◆ Exercise objective:
The answer must repeat every record exactly, with all pictures omitted.

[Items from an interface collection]
===============

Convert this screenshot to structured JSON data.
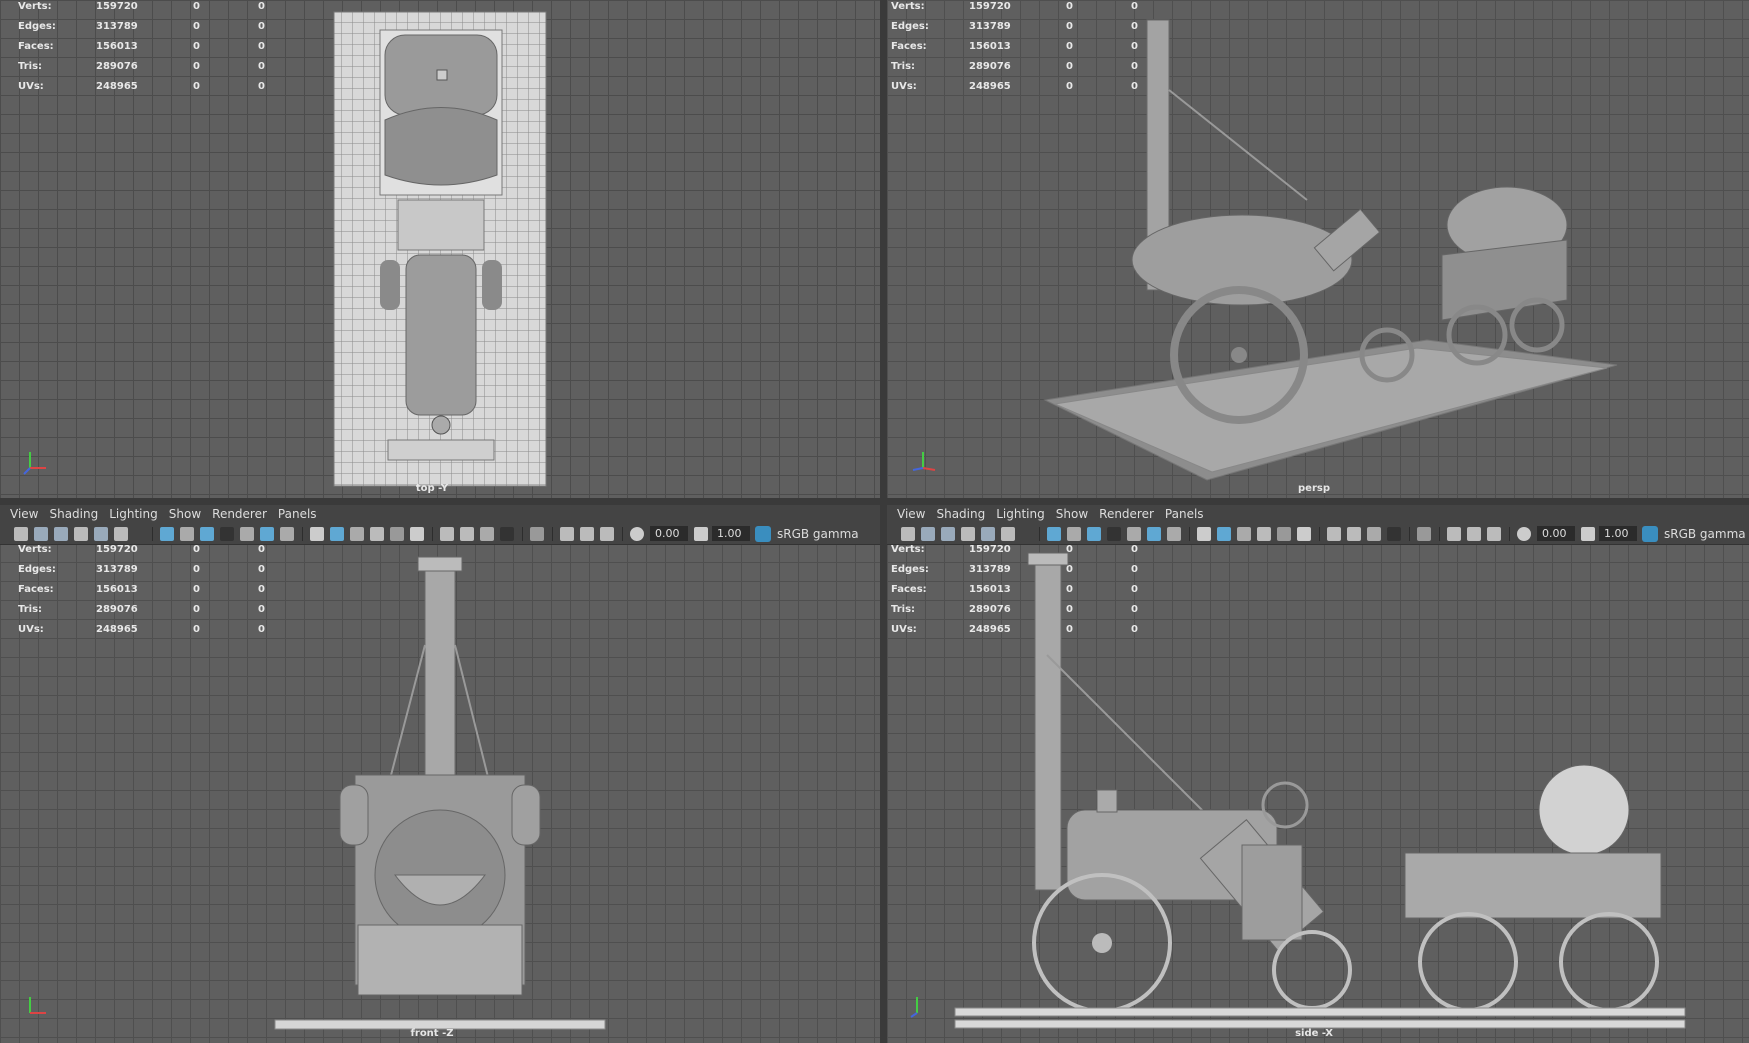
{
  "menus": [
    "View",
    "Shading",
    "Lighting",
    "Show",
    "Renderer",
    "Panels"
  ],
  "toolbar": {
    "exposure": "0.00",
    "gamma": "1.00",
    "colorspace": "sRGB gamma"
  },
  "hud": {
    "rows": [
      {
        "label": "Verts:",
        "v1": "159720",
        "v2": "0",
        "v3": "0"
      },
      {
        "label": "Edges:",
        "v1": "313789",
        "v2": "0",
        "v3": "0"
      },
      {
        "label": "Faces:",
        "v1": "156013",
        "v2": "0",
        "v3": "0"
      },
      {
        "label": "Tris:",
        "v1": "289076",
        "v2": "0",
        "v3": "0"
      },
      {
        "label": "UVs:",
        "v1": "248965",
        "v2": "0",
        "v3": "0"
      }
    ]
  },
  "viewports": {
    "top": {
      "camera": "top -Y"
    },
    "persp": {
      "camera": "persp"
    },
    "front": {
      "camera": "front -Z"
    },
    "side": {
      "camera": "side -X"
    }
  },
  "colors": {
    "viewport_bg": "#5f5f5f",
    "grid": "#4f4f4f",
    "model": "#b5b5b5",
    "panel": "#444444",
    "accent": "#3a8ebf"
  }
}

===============

◆ Task answer:
Convert this screenshot to structured JSON data.
{
  "menus": [
    "View",
    "Shading",
    "Lighting",
    "Show",
    "Renderer",
    "Panels"
  ],
  "toolbar": {
    "exposure": "0.00",
    "gamma": "1.00",
    "colorspace": "sRGB gamma"
  },
  "hud": {
    "rows": [
      {
        "label": "Verts:",
        "v1": "159720",
        "v2": "0",
        "v3": "0"
      },
      {
        "label": "Edges:",
        "v1": "313789",
        "v2": "0",
        "v3": "0"
      },
      {
        "label": "Faces:",
        "v1": "156013",
        "v2": "0",
        "v3": "0"
      },
      {
        "label": "Tris:",
        "v1": "289076",
        "v2": "0",
        "v3": "0"
      },
      {
        "label": "UVs:",
        "v1": "248965",
        "v2": "0",
        "v3": "0"
      }
    ]
  },
  "viewports": {
    "top": {
      "camera": "top -Y"
    },
    "persp": {
      "camera": "persp"
    },
    "front": {
      "camera": "front -Z"
    },
    "side": {
      "camera": "side -X"
    }
  },
  "colors": {
    "viewport_bg": "#5f5f5f",
    "grid": "#4f4f4f",
    "model": "#b5b5b5",
    "panel": "#444444",
    "accent": "#3a8ebf"
  }
}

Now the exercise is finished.